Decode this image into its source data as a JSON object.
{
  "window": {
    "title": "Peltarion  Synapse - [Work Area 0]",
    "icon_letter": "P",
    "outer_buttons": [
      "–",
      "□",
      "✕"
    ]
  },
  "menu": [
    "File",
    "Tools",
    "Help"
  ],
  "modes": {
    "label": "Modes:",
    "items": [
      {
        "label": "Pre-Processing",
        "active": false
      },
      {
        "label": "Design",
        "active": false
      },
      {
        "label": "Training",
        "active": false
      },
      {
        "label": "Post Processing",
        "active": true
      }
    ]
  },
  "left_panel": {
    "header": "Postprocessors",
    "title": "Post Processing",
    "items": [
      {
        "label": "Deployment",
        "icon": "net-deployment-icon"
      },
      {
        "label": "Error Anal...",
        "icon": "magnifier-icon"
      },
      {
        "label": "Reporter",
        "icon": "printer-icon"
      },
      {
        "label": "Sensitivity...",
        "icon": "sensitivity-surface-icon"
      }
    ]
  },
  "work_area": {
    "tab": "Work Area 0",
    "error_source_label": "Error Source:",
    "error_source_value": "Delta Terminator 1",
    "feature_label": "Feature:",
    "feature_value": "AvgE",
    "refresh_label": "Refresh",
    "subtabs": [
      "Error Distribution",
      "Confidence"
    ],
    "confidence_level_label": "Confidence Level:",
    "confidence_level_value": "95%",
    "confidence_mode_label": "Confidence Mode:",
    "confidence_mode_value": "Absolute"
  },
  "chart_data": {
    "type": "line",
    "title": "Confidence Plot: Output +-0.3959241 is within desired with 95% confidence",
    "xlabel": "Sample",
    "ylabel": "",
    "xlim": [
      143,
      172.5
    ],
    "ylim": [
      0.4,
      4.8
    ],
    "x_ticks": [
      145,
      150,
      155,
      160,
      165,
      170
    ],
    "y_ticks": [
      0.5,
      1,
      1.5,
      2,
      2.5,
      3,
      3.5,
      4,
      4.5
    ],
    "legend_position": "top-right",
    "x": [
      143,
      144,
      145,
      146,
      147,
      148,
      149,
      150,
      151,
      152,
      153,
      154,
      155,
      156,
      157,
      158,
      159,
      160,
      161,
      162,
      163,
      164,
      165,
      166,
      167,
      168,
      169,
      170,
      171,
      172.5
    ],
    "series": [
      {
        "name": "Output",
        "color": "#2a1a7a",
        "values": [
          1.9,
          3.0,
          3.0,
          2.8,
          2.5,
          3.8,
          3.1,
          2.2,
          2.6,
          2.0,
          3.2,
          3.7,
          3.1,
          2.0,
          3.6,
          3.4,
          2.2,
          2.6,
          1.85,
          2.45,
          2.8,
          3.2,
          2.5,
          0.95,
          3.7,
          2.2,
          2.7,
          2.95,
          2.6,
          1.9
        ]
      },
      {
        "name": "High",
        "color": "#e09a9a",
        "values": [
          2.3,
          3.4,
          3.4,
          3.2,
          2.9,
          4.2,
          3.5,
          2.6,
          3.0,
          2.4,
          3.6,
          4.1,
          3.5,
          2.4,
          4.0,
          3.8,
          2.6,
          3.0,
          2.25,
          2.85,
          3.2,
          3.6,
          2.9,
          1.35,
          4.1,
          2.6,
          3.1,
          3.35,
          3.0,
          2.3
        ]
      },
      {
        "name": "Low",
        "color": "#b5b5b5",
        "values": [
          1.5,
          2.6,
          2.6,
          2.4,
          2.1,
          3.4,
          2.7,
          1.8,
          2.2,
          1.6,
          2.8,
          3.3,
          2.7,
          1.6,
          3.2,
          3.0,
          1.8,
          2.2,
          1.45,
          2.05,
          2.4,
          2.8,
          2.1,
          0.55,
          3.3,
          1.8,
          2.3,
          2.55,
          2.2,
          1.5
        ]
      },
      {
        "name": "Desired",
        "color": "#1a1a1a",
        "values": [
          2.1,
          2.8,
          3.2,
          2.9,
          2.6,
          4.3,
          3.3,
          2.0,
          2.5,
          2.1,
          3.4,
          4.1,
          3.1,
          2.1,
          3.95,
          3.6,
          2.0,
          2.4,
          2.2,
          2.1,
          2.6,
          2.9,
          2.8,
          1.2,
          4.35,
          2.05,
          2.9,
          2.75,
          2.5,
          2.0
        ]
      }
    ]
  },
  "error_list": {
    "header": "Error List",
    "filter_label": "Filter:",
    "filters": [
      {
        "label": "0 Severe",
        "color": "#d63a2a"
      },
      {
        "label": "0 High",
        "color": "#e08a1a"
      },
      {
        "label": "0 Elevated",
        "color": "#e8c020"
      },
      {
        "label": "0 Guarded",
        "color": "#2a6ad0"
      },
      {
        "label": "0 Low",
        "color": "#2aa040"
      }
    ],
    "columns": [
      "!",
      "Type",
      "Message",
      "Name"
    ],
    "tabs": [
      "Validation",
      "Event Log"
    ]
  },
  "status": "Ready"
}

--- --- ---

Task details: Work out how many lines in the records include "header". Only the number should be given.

Exercise solution: 2